----- Supplied material
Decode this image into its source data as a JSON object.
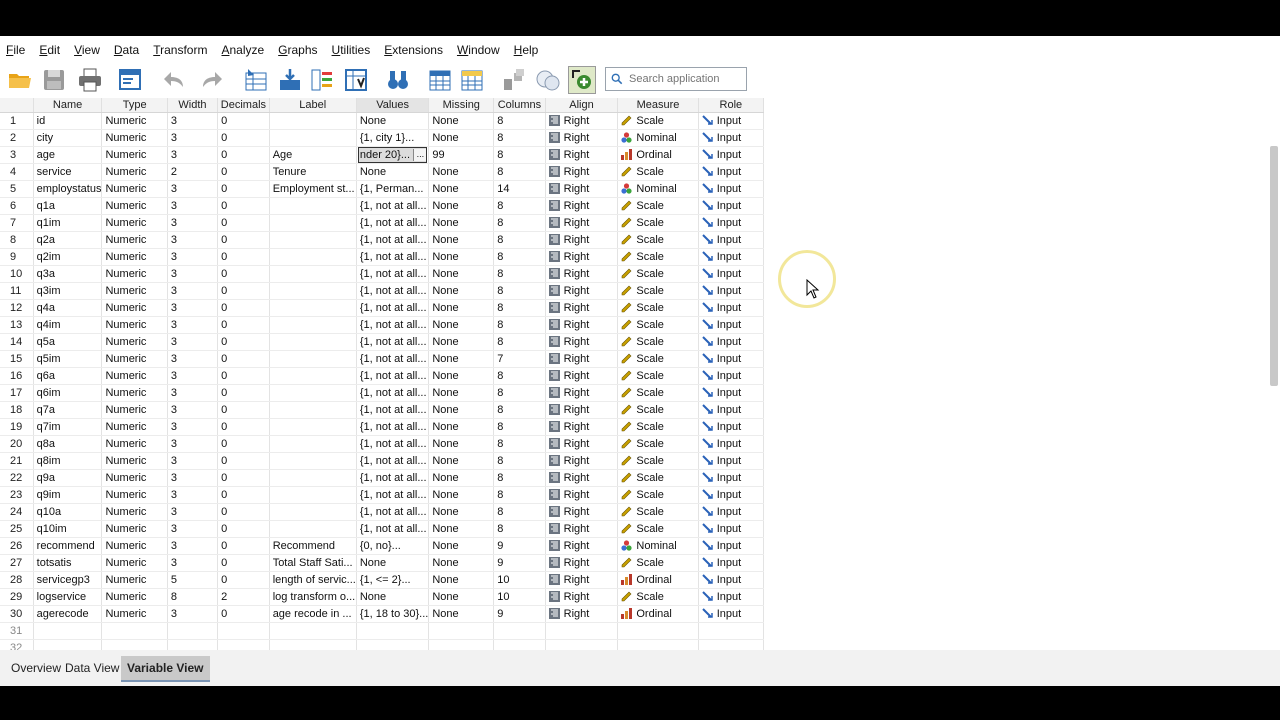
{
  "menu": [
    "File",
    "Edit",
    "View",
    "Data",
    "Transform",
    "Analyze",
    "Graphs",
    "Utilities",
    "Extensions",
    "Window",
    "Help"
  ],
  "search": {
    "placeholder": "Search application"
  },
  "columns": [
    "Name",
    "Type",
    "Width",
    "Decimals",
    "Label",
    "Values",
    "Missing",
    "Columns",
    "Align",
    "Measure",
    "Role"
  ],
  "rows": [
    {
      "n": "1",
      "name": "id",
      "type": "Numeric",
      "width": "3",
      "decimals": "0",
      "label": "",
      "values": "None",
      "missing": "None",
      "columns": "8",
      "align": "Right",
      "measure": "Scale",
      "role": "Input"
    },
    {
      "n": "2",
      "name": "city",
      "type": "Numeric",
      "width": "3",
      "decimals": "0",
      "label": "",
      "values": "{1, city 1}...",
      "missing": "None",
      "columns": "8",
      "align": "Right",
      "measure": "Nominal",
      "role": "Input"
    },
    {
      "n": "3",
      "name": "age",
      "type": "Numeric",
      "width": "3",
      "decimals": "0",
      "label": "Age",
      "values": "nder 20}...",
      "missing": "99",
      "columns": "8",
      "align": "Right",
      "measure": "Ordinal",
      "role": "Input"
    },
    {
      "n": "4",
      "name": "service",
      "type": "Numeric",
      "width": "2",
      "decimals": "0",
      "label": "Tenure",
      "values": "None",
      "missing": "None",
      "columns": "8",
      "align": "Right",
      "measure": "Scale",
      "role": "Input"
    },
    {
      "n": "5",
      "name": "employstatus",
      "type": "Numeric",
      "width": "3",
      "decimals": "0",
      "label": "Employment st...",
      "values": "{1, Perman...",
      "missing": "None",
      "columns": "14",
      "align": "Right",
      "measure": "Nominal",
      "role": "Input"
    },
    {
      "n": "6",
      "name": "q1a",
      "type": "Numeric",
      "width": "3",
      "decimals": "0",
      "label": "",
      "values": "{1, not at all...",
      "missing": "None",
      "columns": "8",
      "align": "Right",
      "measure": "Scale",
      "role": "Input"
    },
    {
      "n": "7",
      "name": "q1im",
      "type": "Numeric",
      "width": "3",
      "decimals": "0",
      "label": "",
      "values": "{1, not at all...",
      "missing": "None",
      "columns": "8",
      "align": "Right",
      "measure": "Scale",
      "role": "Input"
    },
    {
      "n": "8",
      "name": "q2a",
      "type": "Numeric",
      "width": "3",
      "decimals": "0",
      "label": "",
      "values": "{1, not at all...",
      "missing": "None",
      "columns": "8",
      "align": "Right",
      "measure": "Scale",
      "role": "Input"
    },
    {
      "n": "9",
      "name": "q2im",
      "type": "Numeric",
      "width": "3",
      "decimals": "0",
      "label": "",
      "values": "{1, not at all...",
      "missing": "None",
      "columns": "8",
      "align": "Right",
      "measure": "Scale",
      "role": "Input"
    },
    {
      "n": "10",
      "name": "q3a",
      "type": "Numeric",
      "width": "3",
      "decimals": "0",
      "label": "",
      "values": "{1, not at all...",
      "missing": "None",
      "columns": "8",
      "align": "Right",
      "measure": "Scale",
      "role": "Input"
    },
    {
      "n": "11",
      "name": "q3im",
      "type": "Numeric",
      "width": "3",
      "decimals": "0",
      "label": "",
      "values": "{1, not at all...",
      "missing": "None",
      "columns": "8",
      "align": "Right",
      "measure": "Scale",
      "role": "Input"
    },
    {
      "n": "12",
      "name": "q4a",
      "type": "Numeric",
      "width": "3",
      "decimals": "0",
      "label": "",
      "values": "{1, not at all...",
      "missing": "None",
      "columns": "8",
      "align": "Right",
      "measure": "Scale",
      "role": "Input"
    },
    {
      "n": "13",
      "name": "q4im",
      "type": "Numeric",
      "width": "3",
      "decimals": "0",
      "label": "",
      "values": "{1, not at all...",
      "missing": "None",
      "columns": "8",
      "align": "Right",
      "measure": "Scale",
      "role": "Input"
    },
    {
      "n": "14",
      "name": "q5a",
      "type": "Numeric",
      "width": "3",
      "decimals": "0",
      "label": "",
      "values": "{1, not at all...",
      "missing": "None",
      "columns": "8",
      "align": "Right",
      "measure": "Scale",
      "role": "Input"
    },
    {
      "n": "15",
      "name": "q5im",
      "type": "Numeric",
      "width": "3",
      "decimals": "0",
      "label": "",
      "values": "{1, not at all...",
      "missing": "None",
      "columns": "7",
      "align": "Right",
      "measure": "Scale",
      "role": "Input"
    },
    {
      "n": "16",
      "name": "q6a",
      "type": "Numeric",
      "width": "3",
      "decimals": "0",
      "label": "",
      "values": "{1, not at all...",
      "missing": "None",
      "columns": "8",
      "align": "Right",
      "measure": "Scale",
      "role": "Input"
    },
    {
      "n": "17",
      "name": "q6im",
      "type": "Numeric",
      "width": "3",
      "decimals": "0",
      "label": "",
      "values": "{1, not at all...",
      "missing": "None",
      "columns": "8",
      "align": "Right",
      "measure": "Scale",
      "role": "Input"
    },
    {
      "n": "18",
      "name": "q7a",
      "type": "Numeric",
      "width": "3",
      "decimals": "0",
      "label": "",
      "values": "{1, not at all...",
      "missing": "None",
      "columns": "8",
      "align": "Right",
      "measure": "Scale",
      "role": "Input"
    },
    {
      "n": "19",
      "name": "q7im",
      "type": "Numeric",
      "width": "3",
      "decimals": "0",
      "label": "",
      "values": "{1, not at all...",
      "missing": "None",
      "columns": "8",
      "align": "Right",
      "measure": "Scale",
      "role": "Input"
    },
    {
      "n": "20",
      "name": "q8a",
      "type": "Numeric",
      "width": "3",
      "decimals": "0",
      "label": "",
      "values": "{1, not at all...",
      "missing": "None",
      "columns": "8",
      "align": "Right",
      "measure": "Scale",
      "role": "Input"
    },
    {
      "n": "21",
      "name": "q8im",
      "type": "Numeric",
      "width": "3",
      "decimals": "0",
      "label": "",
      "values": "{1, not at all...",
      "missing": "None",
      "columns": "8",
      "align": "Right",
      "measure": "Scale",
      "role": "Input"
    },
    {
      "n": "22",
      "name": "q9a",
      "type": "Numeric",
      "width": "3",
      "decimals": "0",
      "label": "",
      "values": "{1, not at all...",
      "missing": "None",
      "columns": "8",
      "align": "Right",
      "measure": "Scale",
      "role": "Input"
    },
    {
      "n": "23",
      "name": "q9im",
      "type": "Numeric",
      "width": "3",
      "decimals": "0",
      "label": "",
      "values": "{1, not at all...",
      "missing": "None",
      "columns": "8",
      "align": "Right",
      "measure": "Scale",
      "role": "Input"
    },
    {
      "n": "24",
      "name": "q10a",
      "type": "Numeric",
      "width": "3",
      "decimals": "0",
      "label": "",
      "values": "{1, not at all...",
      "missing": "None",
      "columns": "8",
      "align": "Right",
      "measure": "Scale",
      "role": "Input"
    },
    {
      "n": "25",
      "name": "q10im",
      "type": "Numeric",
      "width": "3",
      "decimals": "0",
      "label": "",
      "values": "{1, not at all...",
      "missing": "None",
      "columns": "8",
      "align": "Right",
      "measure": "Scale",
      "role": "Input"
    },
    {
      "n": "26",
      "name": "recommend",
      "type": "Numeric",
      "width": "3",
      "decimals": "0",
      "label": "Recommend",
      "values": "{0, no}...",
      "missing": "None",
      "columns": "9",
      "align": "Right",
      "measure": "Nominal",
      "role": "Input"
    },
    {
      "n": "27",
      "name": "totsatis",
      "type": "Numeric",
      "width": "3",
      "decimals": "0",
      "label": "Total Staff Sati...",
      "values": "None",
      "missing": "None",
      "columns": "9",
      "align": "Right",
      "measure": "Scale",
      "role": "Input"
    },
    {
      "n": "28",
      "name": "servicegp3",
      "type": "Numeric",
      "width": "5",
      "decimals": "0",
      "label": "length of servic...",
      "values": "{1, <= 2}...",
      "missing": "None",
      "columns": "10",
      "align": "Right",
      "measure": "Ordinal",
      "role": "Input"
    },
    {
      "n": "29",
      "name": "logservice",
      "type": "Numeric",
      "width": "8",
      "decimals": "2",
      "label": "log transform o...",
      "values": "None",
      "missing": "None",
      "columns": "10",
      "align": "Right",
      "measure": "Scale",
      "role": "Input"
    },
    {
      "n": "30",
      "name": "agerecode",
      "type": "Numeric",
      "width": "3",
      "decimals": "0",
      "label": "age recode in ...",
      "values": "{1, 18 to 30}...",
      "missing": "None",
      "columns": "9",
      "align": "Right",
      "measure": "Ordinal",
      "role": "Input"
    }
  ],
  "empty_rows": [
    "31",
    "32"
  ],
  "tabs": [
    "Overview",
    "Data View",
    "Variable View"
  ],
  "active_tab": "Variable View",
  "selected_cell": {
    "row": "3",
    "column": "Values"
  },
  "colors": {
    "toolbar_blue": "#2f6fb5",
    "scale_icon": "#c9a100",
    "nominal_red": "#d43b3b",
    "nominal_blue": "#3b6fd4",
    "ordinal_bar": "#b8382b",
    "role_icon": "#2a62b8",
    "active_tab": "#c9c9c9"
  }
}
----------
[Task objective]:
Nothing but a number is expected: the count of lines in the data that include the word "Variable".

[Solution to the problem]:
2